__What needs to be done__.
Give the listing again in full, matching it character for character.

(Source material Opens)

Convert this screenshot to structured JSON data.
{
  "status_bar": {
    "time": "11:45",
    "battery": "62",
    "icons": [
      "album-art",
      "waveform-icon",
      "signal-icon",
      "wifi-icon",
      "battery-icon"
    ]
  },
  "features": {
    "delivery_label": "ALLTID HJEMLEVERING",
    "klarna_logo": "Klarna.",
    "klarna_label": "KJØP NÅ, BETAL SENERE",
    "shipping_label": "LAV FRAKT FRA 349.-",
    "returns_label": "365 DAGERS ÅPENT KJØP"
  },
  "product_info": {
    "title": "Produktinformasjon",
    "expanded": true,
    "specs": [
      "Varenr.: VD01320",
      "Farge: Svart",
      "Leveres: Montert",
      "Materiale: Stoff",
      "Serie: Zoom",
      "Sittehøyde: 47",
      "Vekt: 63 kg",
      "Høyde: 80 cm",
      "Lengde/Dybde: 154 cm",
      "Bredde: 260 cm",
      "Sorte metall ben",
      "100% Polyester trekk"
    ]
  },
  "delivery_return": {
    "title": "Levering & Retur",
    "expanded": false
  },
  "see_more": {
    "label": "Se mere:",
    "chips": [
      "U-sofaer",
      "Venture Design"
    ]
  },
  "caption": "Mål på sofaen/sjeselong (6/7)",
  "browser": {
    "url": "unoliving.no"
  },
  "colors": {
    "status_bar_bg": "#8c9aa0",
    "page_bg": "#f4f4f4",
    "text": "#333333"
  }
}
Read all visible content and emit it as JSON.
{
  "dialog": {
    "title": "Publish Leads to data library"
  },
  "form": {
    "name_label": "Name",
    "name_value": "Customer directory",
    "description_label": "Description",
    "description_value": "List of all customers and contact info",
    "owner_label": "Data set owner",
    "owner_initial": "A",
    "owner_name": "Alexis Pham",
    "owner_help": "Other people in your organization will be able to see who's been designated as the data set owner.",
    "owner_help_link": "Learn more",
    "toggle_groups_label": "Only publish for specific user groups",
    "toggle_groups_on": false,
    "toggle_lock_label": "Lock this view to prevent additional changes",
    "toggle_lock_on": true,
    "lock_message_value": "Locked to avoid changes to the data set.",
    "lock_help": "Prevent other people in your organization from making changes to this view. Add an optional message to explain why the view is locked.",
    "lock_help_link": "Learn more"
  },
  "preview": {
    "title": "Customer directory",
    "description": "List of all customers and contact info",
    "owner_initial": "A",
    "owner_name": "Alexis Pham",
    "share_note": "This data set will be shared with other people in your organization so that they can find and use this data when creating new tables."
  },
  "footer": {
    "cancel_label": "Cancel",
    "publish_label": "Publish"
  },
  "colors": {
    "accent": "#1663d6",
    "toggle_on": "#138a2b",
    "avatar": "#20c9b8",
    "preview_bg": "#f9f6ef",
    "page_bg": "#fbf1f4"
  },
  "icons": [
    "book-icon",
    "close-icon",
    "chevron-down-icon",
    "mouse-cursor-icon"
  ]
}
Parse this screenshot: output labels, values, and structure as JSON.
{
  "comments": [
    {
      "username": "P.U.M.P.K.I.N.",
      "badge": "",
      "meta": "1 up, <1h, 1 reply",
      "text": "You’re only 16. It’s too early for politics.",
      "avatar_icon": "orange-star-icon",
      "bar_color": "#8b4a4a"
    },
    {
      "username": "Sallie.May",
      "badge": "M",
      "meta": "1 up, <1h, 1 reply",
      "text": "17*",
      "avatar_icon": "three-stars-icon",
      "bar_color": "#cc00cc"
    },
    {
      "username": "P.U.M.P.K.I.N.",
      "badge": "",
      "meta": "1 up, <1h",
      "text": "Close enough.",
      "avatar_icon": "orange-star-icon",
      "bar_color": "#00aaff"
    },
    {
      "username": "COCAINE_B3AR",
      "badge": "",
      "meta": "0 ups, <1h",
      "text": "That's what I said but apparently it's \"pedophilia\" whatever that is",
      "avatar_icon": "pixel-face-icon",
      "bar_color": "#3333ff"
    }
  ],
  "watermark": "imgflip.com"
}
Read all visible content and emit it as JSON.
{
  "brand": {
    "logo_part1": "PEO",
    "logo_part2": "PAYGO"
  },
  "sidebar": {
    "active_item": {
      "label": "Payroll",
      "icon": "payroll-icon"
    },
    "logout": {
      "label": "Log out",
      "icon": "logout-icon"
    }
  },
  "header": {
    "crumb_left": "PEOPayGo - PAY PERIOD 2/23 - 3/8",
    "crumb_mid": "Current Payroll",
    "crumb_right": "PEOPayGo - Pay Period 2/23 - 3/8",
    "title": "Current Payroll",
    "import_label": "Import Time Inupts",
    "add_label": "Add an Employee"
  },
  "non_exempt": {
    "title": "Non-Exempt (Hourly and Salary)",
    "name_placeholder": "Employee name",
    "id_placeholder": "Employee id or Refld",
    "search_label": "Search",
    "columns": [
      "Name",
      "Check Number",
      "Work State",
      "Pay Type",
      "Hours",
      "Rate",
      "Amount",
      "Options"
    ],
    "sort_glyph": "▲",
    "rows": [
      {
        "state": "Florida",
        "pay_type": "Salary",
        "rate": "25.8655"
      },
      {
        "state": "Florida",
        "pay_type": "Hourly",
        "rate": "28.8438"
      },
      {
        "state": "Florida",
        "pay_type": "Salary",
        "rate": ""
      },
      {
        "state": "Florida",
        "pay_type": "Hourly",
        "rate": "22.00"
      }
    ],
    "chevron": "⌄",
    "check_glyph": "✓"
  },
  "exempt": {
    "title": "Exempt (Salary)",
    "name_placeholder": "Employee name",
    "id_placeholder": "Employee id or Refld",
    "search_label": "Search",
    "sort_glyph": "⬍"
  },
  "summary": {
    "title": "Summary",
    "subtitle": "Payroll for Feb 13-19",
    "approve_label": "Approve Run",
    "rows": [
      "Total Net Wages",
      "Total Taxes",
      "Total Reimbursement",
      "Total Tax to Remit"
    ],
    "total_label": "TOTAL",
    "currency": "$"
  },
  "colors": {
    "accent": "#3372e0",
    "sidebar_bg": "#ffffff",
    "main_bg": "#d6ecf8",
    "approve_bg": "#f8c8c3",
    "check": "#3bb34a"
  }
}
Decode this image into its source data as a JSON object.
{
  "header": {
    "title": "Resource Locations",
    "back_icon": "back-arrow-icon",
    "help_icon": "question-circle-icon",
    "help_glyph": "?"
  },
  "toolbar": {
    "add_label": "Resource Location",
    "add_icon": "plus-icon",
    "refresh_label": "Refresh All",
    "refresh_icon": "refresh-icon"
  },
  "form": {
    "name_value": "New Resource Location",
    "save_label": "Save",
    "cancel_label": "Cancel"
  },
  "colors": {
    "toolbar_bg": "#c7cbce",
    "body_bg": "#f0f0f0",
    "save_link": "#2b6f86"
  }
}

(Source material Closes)

__Solution for this problem__.
Convert this screenshot to structured JSON data.
{
  "status_bar": {
    "time": "11:45",
    "battery": "62",
    "icons": [
      "album-art",
      "waveform-icon",
      "signal-icon",
      "wifi-icon",
      "battery-icon"
    ]
  },
  "features": {
    "delivery_label": "ALLTID HJEMLEVERING",
    "klarna_logo": "Klarna.",
    "klarna_label": "KJØP NÅ, BETAL SENERE",
    "shipping_label": "LAV FRAKT FRA 349.-",
    "returns_label": "365 DAGERS ÅPENT KJØP"
  },
  "product_info": {
    "title": "Produktinformasjon",
    "expanded": true,
    "specs": [
      "Varenr.: VD01320",
      "Farge: Svart",
      "Leveres: Montert",
      "Materiale: Stoff",
      "Serie: Zoom",
      "Sittehøyde: 47",
      "Vekt: 63 kg",
      "Høyde: 80 cm",
      "Lengde/Dybde: 154 cm",
      "Bredde: 260 cm",
      "Sorte metall ben",
      "100% Polyester trekk"
    ]
  },
  "delivery_return": {
    "title": "Levering & Retur",
    "expanded": false
  },
  "see_more": {
    "label": "Se mere:",
    "chips": [
      "U-sofaer",
      "Venture Design"
    ]
  },
  "caption": "Mål på sofaen/sjeselong (6/7)",
  "browser": {
    "url": "unoliving.no"
  },
  "colors": {
    "status_bar_bg": "#8c9aa0",
    "page_bg": "#f4f4f4",
    "text": "#333333"
  }
}
Read all visible content and emit it as JSON.
{
  "dialog": {
    "title": "Publish Leads to data library"
  },
  "form": {
    "name_label": "Name",
    "name_value": "Customer directory",
    "description_label": "Description",
    "description_value": "List of all customers and contact info",
    "owner_label": "Data set owner",
    "owner_initial": "A",
    "owner_name": "Alexis Pham",
    "owner_help": "Other people in your organization will be able to see who's been designated as the data set owner.",
    "owner_help_link": "Learn more",
    "toggle_groups_label": "Only publish for specific user groups",
    "toggle_groups_on": false,
    "toggle_lock_label": "Lock this view to prevent additional changes",
    "toggle_lock_on": true,
    "lock_message_value": "Locked to avoid changes to the data set.",
    "lock_help": "Prevent other people in your organization from making changes to this view. Add an optional message to explain why the view is locked.",
    "lock_help_link": "Learn more"
  },
  "preview": {
    "title": "Customer directory",
    "description": "List of all customers and contact info",
    "owner_initial": "A",
    "owner_name": "Alexis Pham",
    "share_note": "This data set will be shared with other people in your organization so that they can find and use this data when creating new tables."
  },
  "footer": {
    "cancel_label": "Cancel",
    "publish_label": "Publish"
  },
  "colors": {
    "accent": "#1663d6",
    "toggle_on": "#138a2b",
    "avatar": "#20c9b8",
    "preview_bg": "#f9f6ef",
    "page_bg": "#fbf1f4"
  },
  "icons": [
    "book-icon",
    "close-icon",
    "chevron-down-icon",
    "mouse-cursor-icon"
  ]
}
Parse this screenshot: output labels, values, and structure as JSON.
{
  "comments": [
    {
      "username": "P.U.M.P.K.I.N.",
      "badge": "",
      "meta": "1 up, <1h, 1 reply",
      "text": "You’re only 16. It’s too early for politics.",
      "avatar_icon": "orange-star-icon",
      "bar_color": "#8b4a4a"
    },
    {
      "username": "Sallie.May",
      "badge": "M",
      "meta": "1 up, <1h, 1 reply",
      "text": "17*",
      "avatar_icon": "three-stars-icon",
      "bar_color": "#cc00cc"
    },
    {
      "username": "P.U.M.P.K.I.N.",
      "badge": "",
      "meta": "1 up, <1h",
      "text": "Close enough.",
      "avatar_icon": "orange-star-icon",
      "bar_color": "#00aaff"
    },
    {
      "username": "COCAINE_B3AR",
      "badge": "",
      "meta": "0 ups, <1h",
      "text": "That's what I said but apparently it's \"pedophilia\" whatever that is",
      "avatar_icon": "pixel-face-icon",
      "bar_color": "#3333ff"
    }
  ],
  "watermark": "imgflip.com"
}
Read all visible content and emit it as JSON.
{
  "brand": {
    "logo_part1": "PEO",
    "logo_part2": "PAYGO"
  },
  "sidebar": {
    "active_item": {
      "label": "Payroll",
      "icon": "payroll-icon"
    },
    "logout": {
      "label": "Log out",
      "icon": "logout-icon"
    }
  },
  "header": {
    "crumb_left": "PEOPayGo - PAY PERIOD 2/23 - 3/8",
    "crumb_mid": "Current Payroll",
    "crumb_right": "PEOPayGo - Pay Period 2/23 - 3/8",
    "title": "Current Payroll",
    "import_label": "Import Time Inupts",
    "add_label": "Add an Employee"
  },
  "non_exempt": {
    "title": "Non-Exempt (Hourly and Salary)",
    "name_placeholder": "Employee name",
    "id_placeholder": "Employee id or Refld",
    "search_label": "Search",
    "columns": [
      "Name",
      "Check Number",
      "Work State",
      "Pay Type",
      "Hours",
      "Rate",
      "Amount",
      "Options"
    ],
    "sort_glyph": "▲",
    "rows": [
      {
        "state": "Florida",
        "pay_type": "Salary",
        "rate": "25.8655"
      },
      {
        "state": "Florida",
        "pay_type": "Hourly",
        "rate": "28.8438"
      },
      {
        "state": "Florida",
        "pay_type": "Salary",
        "rate": ""
      },
      {
        "state": "Florida",
        "pay_type": "Hourly",
        "rate": "22.00"
      }
    ],
    "chevron": "⌄",
    "check_glyph": "✓"
  },
  "exempt": {
    "title": "Exempt (Salary)",
    "name_placeholder": "Employee name",
    "id_placeholder": "Employee id or Refld",
    "search_label": "Search",
    "sort_glyph": "⬍"
  },
  "summary": {
    "title": "Summary",
    "subtitle": "Payroll for Feb 13-19",
    "approve_label": "Approve Run",
    "rows": [
      "Total Net Wages",
      "Total Taxes",
      "Total Reimbursement",
      "Total Tax to Remit"
    ],
    "total_label": "TOTAL",
    "currency": "$"
  },
  "colors": {
    "accent": "#3372e0",
    "sidebar_bg": "#ffffff",
    "main_bg": "#d6ecf8",
    "approve_bg": "#f8c8c3",
    "check": "#3bb34a"
  }
}
Decode this image into its source data as a JSON object.
{
  "header": {
    "title": "Resource Locations",
    "back_icon": "back-arrow-icon",
    "help_icon": "question-circle-icon",
    "help_glyph": "?"
  },
  "toolbar": {
    "add_label": "Resource Location",
    "add_icon": "plus-icon",
    "refresh_label": "Refresh All",
    "refresh_icon": "refresh-icon"
  },
  "form": {
    "name_value": "New Resource Location",
    "save_label": "Save",
    "cancel_label": "Cancel"
  },
  "colors": {
    "toolbar_bg": "#c7cbce",
    "body_bg": "#f0f0f0",
    "save_link": "#2b6f86"
  }
}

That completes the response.